[[ Supplied data, beginning ]]
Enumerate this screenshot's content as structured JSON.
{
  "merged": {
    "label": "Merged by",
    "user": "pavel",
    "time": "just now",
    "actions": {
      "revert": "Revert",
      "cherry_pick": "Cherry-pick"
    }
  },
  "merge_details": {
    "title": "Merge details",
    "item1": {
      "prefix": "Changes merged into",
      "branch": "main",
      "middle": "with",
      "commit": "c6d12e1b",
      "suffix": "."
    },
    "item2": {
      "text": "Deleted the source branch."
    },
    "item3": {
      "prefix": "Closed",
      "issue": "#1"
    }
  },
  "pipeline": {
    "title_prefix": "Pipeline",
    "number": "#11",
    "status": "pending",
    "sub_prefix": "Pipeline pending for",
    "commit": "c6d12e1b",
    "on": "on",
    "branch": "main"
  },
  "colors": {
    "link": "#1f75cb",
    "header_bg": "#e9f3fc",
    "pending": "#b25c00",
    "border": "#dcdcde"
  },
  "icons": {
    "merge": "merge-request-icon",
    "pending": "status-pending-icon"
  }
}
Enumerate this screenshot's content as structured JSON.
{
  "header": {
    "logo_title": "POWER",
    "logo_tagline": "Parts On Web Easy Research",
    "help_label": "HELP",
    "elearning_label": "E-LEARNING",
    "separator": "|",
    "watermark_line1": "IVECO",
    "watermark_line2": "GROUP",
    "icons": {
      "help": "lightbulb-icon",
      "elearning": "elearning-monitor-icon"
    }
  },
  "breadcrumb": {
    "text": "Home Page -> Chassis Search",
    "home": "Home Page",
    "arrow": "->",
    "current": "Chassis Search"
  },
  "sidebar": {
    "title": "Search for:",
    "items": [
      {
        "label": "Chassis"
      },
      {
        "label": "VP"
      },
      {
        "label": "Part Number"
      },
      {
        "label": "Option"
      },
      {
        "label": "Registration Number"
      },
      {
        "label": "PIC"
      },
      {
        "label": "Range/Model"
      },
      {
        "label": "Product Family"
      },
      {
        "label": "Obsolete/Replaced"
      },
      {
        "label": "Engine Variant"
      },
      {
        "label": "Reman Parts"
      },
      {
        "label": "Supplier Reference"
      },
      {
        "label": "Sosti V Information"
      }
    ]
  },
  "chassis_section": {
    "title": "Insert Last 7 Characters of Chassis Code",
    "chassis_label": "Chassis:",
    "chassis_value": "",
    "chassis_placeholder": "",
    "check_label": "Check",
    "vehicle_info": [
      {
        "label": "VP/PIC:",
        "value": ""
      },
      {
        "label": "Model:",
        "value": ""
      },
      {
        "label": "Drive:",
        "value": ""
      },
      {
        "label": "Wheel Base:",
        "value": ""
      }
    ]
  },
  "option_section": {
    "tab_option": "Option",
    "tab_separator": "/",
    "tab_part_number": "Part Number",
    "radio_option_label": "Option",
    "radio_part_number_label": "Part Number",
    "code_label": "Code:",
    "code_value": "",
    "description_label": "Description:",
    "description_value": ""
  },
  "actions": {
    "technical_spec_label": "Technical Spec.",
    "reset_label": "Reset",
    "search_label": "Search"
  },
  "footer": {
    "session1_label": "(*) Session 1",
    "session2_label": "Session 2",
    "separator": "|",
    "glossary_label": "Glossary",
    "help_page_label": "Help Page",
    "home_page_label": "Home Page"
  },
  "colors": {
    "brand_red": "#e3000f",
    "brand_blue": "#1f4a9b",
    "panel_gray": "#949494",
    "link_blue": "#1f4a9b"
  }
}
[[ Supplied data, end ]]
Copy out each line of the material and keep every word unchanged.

:: Written answer ::
Enumerate this screenshot's content as structured JSON.
{
  "merged": {
    "label": "Merged by",
    "user": "pavel",
    "time": "just now",
    "actions": {
      "revert": "Revert",
      "cherry_pick": "Cherry-pick"
    }
  },
  "merge_details": {
    "title": "Merge details",
    "item1": {
      "prefix": "Changes merged into",
      "branch": "main",
      "middle": "with",
      "commit": "c6d12e1b",
      "suffix": "."
    },
    "item2": {
      "text": "Deleted the source branch."
    },
    "item3": {
      "prefix": "Closed",
      "issue": "#1"
    }
  },
  "pipeline": {
    "title_prefix": "Pipeline",
    "number": "#11",
    "status": "pending",
    "sub_prefix": "Pipeline pending for",
    "commit": "c6d12e1b",
    "on": "on",
    "branch": "main"
  },
  "colors": {
    "link": "#1f75cb",
    "header_bg": "#e9f3fc",
    "pending": "#b25c00",
    "border": "#dcdcde"
  },
  "icons": {
    "merge": "merge-request-icon",
    "pending": "status-pending-icon"
  }
}
Enumerate this screenshot's content as structured JSON.
{
  "header": {
    "logo_title": "POWER",
    "logo_tagline": "Parts On Web Easy Research",
    "help_label": "HELP",
    "elearning_label": "E-LEARNING",
    "separator": "|",
    "watermark_line1": "IVECO",
    "watermark_line2": "GROUP",
    "icons": {
      "help": "lightbulb-icon",
      "elearning": "elearning-monitor-icon"
    }
  },
  "breadcrumb": {
    "text": "Home Page -> Chassis Search",
    "home": "Home Page",
    "arrow": "->",
    "current": "Chassis Search"
  },
  "sidebar": {
    "title": "Search for:",
    "items": [
      {
        "label": "Chassis"
      },
      {
        "label": "VP"
      },
      {
        "label": "Part Number"
      },
      {
        "label": "Option"
      },
      {
        "label": "Registration Number"
      },
      {
        "label": "PIC"
      },
      {
        "label": "Range/Model"
      },
      {
        "label": "Product Family"
      },
      {
        "label": "Obsolete/Replaced"
      },
      {
        "label": "Engine Variant"
      },
      {
        "label": "Reman Parts"
      },
      {
        "label": "Supplier Reference"
      },
      {
        "label": "Sosti V Information"
      }
    ]
  },
  "chassis_section": {
    "title": "Insert Last 7 Characters of Chassis Code",
    "chassis_label": "Chassis:",
    "chassis_value": "",
    "chassis_placeholder": "",
    "check_label": "Check",
    "vehicle_info": [
      {
        "label": "VP/PIC:",
        "value": ""
      },
      {
        "label": "Model:",
        "value": ""
      },
      {
        "label": "Drive:",
        "value": ""
      },
      {
        "label": "Wheel Base:",
        "value": ""
      }
    ]
  },
  "option_section": {
    "tab_option": "Option",
    "tab_separator": "/",
    "tab_part_number": "Part Number",
    "radio_option_label": "Option",
    "radio_part_number_label": "Part Number",
    "code_label": "Code:",
    "code_value": "",
    "description_label": "Description:",
    "description_value": ""
  },
  "actions": {
    "technical_spec_label": "Technical Spec.",
    "reset_label": "Reset",
    "search_label": "Search"
  },
  "footer": {
    "session1_label": "(*) Session 1",
    "session2_label": "Session 2",
    "separator": "|",
    "glossary_label": "Glossary",
    "help_page_label": "Help Page",
    "home_page_label": "Home Page"
  },
  "colors": {
    "brand_red": "#e3000f",
    "brand_blue": "#1f4a9b",
    "panel_gray": "#949494",
    "link_blue": "#1f4a9b"
  }
}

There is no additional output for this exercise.